Washington, DC 20500

Dear President Obama,

The recent article in the New York Times maintaining that you study and approve lists of people that the CIA and other “intelligence” services recommend for assassination, is deeply disturbing. The report reminds me of Lavrenti Beria’s practice of submitting “liquidation” lists to Stalin for his approval and signature. I hope that you are not approving the assassination of anyone. I do not see how such killings, completely outside of, “the rule of law,”can make the world a safer place.

Consider the situation in Chicago. Chicago has had a high violence level this spring. Just last weekend about 20 people were shot. Several died. Suppose that Chicago judges tried to reduce this violence level by studying lists of suspects submitted by the police, and then ordered that certain people be summarily executed. If judges did that, I do not think that what is left of civil society in Chicago would last long. To maintain civil society, it is always necessary to proceed against suspected criminals by means of due process. Everyone accused of a crime should have his or her day in court, the right to counsel, and a public and fair trial. That method of resolving conflicts is one characteristic of a democratic, workable, society.

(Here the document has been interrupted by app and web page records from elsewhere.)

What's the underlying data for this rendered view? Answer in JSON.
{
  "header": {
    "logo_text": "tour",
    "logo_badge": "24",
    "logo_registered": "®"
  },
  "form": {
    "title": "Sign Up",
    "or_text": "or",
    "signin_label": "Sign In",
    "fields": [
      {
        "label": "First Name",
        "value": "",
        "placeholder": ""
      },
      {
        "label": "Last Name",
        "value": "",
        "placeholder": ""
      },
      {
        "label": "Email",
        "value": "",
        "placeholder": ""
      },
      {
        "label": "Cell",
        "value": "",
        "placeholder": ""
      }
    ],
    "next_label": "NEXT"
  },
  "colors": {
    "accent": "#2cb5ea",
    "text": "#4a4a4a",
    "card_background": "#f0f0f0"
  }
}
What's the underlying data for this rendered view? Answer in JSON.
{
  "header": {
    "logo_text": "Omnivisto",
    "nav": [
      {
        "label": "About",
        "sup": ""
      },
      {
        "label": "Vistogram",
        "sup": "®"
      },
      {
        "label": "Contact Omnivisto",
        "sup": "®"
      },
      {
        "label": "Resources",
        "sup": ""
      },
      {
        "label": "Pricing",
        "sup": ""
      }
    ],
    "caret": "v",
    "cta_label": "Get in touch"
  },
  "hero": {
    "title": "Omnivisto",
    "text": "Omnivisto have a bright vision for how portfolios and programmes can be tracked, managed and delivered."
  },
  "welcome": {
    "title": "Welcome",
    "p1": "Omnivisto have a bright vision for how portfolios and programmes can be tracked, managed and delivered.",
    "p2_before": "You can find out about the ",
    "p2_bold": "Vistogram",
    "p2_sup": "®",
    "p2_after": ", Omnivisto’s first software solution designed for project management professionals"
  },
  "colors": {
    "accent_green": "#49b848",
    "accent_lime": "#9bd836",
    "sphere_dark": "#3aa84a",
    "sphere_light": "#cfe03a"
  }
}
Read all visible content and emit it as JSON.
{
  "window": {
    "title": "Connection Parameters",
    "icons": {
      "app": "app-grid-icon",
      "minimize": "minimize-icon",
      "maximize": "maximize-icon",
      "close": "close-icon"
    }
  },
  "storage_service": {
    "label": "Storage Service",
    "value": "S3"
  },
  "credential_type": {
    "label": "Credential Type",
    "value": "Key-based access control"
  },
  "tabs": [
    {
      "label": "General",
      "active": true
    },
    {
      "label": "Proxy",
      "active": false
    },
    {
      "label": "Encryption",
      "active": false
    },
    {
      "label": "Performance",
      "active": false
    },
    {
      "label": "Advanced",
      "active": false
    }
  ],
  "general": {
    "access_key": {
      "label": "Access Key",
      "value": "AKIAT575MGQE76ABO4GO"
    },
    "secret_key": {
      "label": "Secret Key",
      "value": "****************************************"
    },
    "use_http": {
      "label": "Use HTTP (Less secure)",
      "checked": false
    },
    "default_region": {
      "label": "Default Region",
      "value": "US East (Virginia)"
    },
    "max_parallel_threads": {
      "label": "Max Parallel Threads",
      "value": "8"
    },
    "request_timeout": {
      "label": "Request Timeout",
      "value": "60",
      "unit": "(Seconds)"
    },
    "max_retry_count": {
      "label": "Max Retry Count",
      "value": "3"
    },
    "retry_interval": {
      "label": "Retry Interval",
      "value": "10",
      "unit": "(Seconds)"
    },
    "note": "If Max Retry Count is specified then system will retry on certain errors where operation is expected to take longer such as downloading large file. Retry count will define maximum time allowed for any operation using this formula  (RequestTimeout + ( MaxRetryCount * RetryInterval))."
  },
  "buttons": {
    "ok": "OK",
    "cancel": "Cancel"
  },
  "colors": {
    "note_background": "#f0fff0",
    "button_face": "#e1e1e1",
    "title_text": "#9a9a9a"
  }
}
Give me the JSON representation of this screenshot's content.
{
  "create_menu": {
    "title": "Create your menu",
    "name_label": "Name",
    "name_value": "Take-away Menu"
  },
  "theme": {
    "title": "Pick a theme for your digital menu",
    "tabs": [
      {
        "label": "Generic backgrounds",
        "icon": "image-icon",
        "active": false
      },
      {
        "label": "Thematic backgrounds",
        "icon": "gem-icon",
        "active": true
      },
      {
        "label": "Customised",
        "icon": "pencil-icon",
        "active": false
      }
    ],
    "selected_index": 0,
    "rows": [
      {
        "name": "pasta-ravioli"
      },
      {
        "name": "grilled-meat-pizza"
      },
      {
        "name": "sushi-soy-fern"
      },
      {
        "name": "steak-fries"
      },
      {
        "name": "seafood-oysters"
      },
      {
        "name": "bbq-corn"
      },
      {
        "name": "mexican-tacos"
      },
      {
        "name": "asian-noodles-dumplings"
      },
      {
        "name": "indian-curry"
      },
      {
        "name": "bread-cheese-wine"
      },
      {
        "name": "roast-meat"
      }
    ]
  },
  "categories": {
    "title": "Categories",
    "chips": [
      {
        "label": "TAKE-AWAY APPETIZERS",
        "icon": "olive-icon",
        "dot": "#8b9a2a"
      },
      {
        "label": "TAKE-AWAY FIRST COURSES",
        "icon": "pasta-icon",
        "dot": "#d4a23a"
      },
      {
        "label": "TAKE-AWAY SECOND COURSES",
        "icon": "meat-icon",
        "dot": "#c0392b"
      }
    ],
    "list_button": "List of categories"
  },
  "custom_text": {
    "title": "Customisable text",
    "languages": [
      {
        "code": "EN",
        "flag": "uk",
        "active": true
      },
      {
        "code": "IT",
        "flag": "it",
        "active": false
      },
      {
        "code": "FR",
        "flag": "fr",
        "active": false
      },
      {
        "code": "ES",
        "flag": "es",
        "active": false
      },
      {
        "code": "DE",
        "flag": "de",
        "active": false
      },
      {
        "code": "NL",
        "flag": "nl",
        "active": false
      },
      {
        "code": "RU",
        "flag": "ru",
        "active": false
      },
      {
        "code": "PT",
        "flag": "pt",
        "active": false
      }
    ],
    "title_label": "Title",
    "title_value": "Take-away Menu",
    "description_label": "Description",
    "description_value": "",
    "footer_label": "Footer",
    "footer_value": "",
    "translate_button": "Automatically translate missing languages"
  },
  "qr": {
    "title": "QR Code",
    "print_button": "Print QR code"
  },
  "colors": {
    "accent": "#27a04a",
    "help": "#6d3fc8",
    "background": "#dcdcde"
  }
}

I believe that you should do everything that you can to create and strengthen international processes for resolving conflicts that at least suggest the rule of law rather than the rule of arbitrary violence. Two days ago, the Special Court of Sierra Leone sentenced Charles Taylor to 50 yeas in prison for crimes against the people of Liberia. That is a step in the right direction. Shouldn’t we try to bring those we regard as terrorists to trial in U.N. sponsored international courts, rather than assassinating or summarily imprisoning them? If the United Nations had just put Taylor in prison for 50 years without giving him his “day in court,” would we be closer to peace and more secure?

The condition of war tends to obliterate all processes of justice. World War II may have begun with national leaders proclaiming limits to their use of violence. Almost all stated their opposition to the indiscriminate bombing of civilians. However, before the war ended, there do not seem to have been any restraints in regard to the use of violence on the part of anyone. Nazi Germany was operating extermination centers like Treblinka and Auschwitz. The U.S. fire bombed Dresden, Tokyo, and other Axis cities, and annihilated Hiroshima and Nagasaki with atomic bombs. The bombings were justified on the grounds that they hastened the end of war, but had dreadful implications for everyone. Thousands of hydrogen bombs are now aimed at cities. No national leader maintains that civilians are illegitimate targets. This is not progress in security and civilization.

The “War on Terror” contains the danger of a similar “progression.” It may have begun with the assumption that we would not torture and assassinate people, but we now find ourselves doing these things. We may kill many of our enemies, but we can’t kill all of them, and what kind of world society results from such activity? It is a society where there is no “law,” only the power to kill that can be used arbitrarily by anyone who has the means. The President of the United States should take the lead in trying to create a world society based on law and justice, not arbitrary violence.


Bradford Lyttle
Chicago, IL